|Benefits from employer/former employer ran out||1.1|
|Subtotal: Job Related Reasons||43.6|
|Death of a spouse||0.6|
|Divorce or separation||1.6|
|Became ineligible because of age||17.7|
|a Includes all persons currently without health insurance coverage who lost their coverage within the past three years
b Voluntary termination includes: dissatisfied with previous insurance, do not believe in insurance, and free/inexpensive care available
Source: The Lewin Group (1997, Draft) tabulations of the 1993 NHIS Health Insurance Supplement.
Only somewhat dated research has been done comparing the characteristics of the long-term uninsured with the short-term uninsured. Swartz, Marcotte, and McBride (1993a, 1993b), and Swartz and McBride (1990) measured various distributions of uninsured spell lengths in the 1984 SIPP panel using survival analysis. Swartz, Marcotte, and McBride (1993a) used a hazard model of spell durations to estimate the relative effects of socio-economic and demographic characteristics on the duration of a spell without health insurance. They found that monthly family income, educational attainment, and industry of employment in the month prior to losing health insurance are the characteristics that have the greatest impact on the exit rate from being without health insurance. In particular, a low exit rate is positively correlated with low family income, low educational attainment, and employment in specific industrial sectors (agriculture/forestry/fishing and mining combined, construction, personal services and entertainment services combined, and public administration).
Monheit and Schur (1988) used the 1984 SIPP panel to examine various cohorts of the uninsured population. They did not, however, use survival analysis techniques. They found that the uninsured were heterogenous, consisting of many persons who lost coverage for relatively short periods of time, others who experienced periodic spells without coverage, and those who were persistently uninsured.

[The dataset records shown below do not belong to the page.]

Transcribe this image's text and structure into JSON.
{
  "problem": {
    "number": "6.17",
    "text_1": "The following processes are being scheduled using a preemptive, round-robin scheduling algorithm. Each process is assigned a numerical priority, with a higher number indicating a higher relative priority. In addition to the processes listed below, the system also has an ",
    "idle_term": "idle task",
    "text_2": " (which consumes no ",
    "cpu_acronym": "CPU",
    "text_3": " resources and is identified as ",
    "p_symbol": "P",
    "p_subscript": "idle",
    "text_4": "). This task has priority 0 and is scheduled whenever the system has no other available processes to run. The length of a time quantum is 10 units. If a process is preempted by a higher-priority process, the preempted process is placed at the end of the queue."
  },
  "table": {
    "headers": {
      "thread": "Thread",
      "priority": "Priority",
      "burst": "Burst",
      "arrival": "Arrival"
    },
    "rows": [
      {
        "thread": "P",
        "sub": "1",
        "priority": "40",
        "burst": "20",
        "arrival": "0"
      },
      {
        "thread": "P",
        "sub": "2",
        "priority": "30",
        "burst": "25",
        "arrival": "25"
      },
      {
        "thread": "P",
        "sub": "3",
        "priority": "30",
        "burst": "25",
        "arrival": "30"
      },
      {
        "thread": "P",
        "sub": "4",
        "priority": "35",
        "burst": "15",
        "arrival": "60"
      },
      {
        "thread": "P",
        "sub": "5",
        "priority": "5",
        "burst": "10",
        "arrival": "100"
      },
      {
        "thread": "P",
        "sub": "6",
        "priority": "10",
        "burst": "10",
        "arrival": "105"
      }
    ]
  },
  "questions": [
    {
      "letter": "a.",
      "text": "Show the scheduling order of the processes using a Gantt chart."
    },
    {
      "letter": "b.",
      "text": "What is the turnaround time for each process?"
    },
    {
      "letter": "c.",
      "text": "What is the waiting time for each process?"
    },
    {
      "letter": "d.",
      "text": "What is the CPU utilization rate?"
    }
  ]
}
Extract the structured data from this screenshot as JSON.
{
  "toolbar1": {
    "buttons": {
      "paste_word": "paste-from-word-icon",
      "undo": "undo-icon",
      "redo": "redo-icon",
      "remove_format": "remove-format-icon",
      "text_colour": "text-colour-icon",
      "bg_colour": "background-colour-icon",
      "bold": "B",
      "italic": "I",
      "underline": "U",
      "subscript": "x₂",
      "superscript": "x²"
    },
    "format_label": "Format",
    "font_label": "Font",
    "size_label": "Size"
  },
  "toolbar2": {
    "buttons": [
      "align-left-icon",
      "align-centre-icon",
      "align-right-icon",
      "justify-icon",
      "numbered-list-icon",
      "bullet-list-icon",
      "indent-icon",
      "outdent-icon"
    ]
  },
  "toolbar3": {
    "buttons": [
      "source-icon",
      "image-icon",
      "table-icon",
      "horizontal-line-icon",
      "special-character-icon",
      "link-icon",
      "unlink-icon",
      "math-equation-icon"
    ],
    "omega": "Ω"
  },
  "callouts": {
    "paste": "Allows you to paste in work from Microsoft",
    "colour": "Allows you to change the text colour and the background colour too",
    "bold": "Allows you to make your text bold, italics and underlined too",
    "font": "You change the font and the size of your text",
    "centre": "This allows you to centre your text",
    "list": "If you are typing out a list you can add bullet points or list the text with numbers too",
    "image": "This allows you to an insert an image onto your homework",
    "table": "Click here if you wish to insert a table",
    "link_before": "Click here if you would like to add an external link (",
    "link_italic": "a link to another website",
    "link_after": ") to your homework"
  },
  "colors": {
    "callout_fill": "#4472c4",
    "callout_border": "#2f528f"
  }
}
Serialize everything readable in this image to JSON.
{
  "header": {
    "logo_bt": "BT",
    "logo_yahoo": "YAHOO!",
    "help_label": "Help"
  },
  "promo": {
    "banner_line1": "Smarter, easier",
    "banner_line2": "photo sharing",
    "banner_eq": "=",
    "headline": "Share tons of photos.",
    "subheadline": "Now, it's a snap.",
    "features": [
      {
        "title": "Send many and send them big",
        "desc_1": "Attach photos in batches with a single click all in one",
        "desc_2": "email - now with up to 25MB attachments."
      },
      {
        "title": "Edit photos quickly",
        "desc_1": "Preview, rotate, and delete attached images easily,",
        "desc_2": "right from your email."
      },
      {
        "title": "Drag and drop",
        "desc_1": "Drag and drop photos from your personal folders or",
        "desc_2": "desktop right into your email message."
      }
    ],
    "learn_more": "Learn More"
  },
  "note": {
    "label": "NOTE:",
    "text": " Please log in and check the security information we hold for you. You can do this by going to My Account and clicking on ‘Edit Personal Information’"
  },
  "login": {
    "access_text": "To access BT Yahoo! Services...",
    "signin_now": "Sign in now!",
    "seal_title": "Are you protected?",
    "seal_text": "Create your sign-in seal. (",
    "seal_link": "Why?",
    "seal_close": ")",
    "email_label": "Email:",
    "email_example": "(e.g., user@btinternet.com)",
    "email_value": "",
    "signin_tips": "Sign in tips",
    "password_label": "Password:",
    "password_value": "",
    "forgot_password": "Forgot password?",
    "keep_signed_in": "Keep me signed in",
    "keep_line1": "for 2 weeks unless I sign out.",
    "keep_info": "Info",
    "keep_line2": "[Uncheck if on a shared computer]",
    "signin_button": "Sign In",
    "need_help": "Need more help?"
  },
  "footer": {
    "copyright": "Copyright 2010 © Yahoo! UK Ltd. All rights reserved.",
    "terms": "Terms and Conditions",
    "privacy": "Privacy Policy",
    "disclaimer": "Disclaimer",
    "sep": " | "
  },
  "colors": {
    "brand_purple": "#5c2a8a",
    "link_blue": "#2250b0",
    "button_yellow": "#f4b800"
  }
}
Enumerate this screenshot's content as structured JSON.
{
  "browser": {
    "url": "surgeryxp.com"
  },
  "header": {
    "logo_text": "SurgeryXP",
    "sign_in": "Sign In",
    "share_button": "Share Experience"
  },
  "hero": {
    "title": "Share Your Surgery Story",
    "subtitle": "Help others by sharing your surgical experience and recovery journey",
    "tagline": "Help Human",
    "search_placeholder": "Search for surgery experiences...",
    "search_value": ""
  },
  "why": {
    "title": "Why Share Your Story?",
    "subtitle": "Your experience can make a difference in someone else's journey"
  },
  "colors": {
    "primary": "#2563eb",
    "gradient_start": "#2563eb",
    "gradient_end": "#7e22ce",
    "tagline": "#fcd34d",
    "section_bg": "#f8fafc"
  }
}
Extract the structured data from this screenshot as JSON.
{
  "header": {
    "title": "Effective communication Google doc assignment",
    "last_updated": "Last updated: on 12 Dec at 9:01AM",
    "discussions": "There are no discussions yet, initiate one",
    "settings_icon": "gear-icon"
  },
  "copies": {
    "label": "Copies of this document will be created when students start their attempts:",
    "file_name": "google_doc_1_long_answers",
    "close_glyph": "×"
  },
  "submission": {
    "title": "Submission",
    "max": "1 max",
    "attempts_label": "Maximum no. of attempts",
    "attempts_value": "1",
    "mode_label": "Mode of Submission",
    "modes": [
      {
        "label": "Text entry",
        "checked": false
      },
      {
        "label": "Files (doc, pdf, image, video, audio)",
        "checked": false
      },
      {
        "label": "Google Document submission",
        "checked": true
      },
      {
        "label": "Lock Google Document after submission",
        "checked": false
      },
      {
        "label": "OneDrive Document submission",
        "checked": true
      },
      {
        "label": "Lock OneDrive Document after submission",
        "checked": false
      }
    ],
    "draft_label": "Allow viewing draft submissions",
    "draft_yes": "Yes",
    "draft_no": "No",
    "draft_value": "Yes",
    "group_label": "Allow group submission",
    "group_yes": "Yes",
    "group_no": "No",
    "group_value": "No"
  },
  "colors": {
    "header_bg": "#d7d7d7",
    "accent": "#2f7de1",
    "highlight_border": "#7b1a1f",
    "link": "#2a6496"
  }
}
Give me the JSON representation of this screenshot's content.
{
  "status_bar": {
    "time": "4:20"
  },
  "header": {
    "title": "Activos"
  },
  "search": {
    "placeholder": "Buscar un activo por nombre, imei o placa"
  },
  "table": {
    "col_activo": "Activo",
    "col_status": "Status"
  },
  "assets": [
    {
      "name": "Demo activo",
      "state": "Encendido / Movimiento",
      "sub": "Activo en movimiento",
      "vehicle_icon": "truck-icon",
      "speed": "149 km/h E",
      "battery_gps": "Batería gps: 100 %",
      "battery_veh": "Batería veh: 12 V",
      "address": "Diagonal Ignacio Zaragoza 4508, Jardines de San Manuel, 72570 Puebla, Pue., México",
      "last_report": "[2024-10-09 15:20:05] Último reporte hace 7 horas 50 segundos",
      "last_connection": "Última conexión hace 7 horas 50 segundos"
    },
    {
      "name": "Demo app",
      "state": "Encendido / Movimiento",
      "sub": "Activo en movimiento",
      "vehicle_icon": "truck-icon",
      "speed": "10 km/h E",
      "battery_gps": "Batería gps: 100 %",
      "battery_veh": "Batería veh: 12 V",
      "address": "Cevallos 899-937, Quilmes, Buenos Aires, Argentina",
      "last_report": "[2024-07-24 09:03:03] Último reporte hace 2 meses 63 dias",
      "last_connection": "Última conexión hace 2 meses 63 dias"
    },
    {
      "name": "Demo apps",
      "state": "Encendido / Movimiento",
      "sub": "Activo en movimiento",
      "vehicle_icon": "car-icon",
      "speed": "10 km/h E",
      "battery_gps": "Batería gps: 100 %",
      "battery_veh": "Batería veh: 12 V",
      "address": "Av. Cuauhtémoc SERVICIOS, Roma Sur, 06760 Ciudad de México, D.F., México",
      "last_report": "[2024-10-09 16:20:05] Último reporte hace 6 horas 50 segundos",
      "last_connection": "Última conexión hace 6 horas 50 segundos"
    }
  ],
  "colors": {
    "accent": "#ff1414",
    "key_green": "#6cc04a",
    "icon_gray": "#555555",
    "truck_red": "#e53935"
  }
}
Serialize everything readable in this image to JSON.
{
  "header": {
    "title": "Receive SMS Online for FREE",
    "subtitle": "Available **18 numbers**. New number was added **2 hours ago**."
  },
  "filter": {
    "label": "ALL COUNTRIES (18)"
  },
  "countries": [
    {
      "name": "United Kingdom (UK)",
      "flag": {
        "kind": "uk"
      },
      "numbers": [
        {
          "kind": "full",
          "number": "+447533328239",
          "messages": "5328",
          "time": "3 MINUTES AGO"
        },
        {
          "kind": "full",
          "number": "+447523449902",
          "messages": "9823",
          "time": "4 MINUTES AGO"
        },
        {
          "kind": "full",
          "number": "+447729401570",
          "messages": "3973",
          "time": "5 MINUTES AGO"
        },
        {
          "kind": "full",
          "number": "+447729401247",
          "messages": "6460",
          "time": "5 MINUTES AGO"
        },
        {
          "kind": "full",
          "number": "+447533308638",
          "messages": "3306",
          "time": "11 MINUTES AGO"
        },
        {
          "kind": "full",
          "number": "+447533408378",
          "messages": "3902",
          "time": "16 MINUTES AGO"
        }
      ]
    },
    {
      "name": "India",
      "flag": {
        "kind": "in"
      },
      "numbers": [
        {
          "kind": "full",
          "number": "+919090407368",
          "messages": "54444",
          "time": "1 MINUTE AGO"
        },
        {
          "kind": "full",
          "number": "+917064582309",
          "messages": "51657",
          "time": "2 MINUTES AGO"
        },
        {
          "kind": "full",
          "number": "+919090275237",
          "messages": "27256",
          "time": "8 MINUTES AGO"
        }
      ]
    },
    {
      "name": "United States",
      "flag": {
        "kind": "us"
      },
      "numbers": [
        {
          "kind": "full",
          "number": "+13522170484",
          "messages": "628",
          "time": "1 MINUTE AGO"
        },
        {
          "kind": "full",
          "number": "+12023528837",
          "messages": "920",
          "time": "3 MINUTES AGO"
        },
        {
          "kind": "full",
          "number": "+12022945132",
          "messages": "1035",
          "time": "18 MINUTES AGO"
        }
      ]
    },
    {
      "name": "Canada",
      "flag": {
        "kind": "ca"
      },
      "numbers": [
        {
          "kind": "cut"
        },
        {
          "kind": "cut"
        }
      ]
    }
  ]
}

The persistently uninsured, compared with all persons who lost coverage, were a much more economically disadvantaged group with far less labor market attachment and less access to employment related insurance. Monheit and Schur pointed out that longitudinal analyses of the uninsured are useful because the characteristics of the uninsured differ by spell length.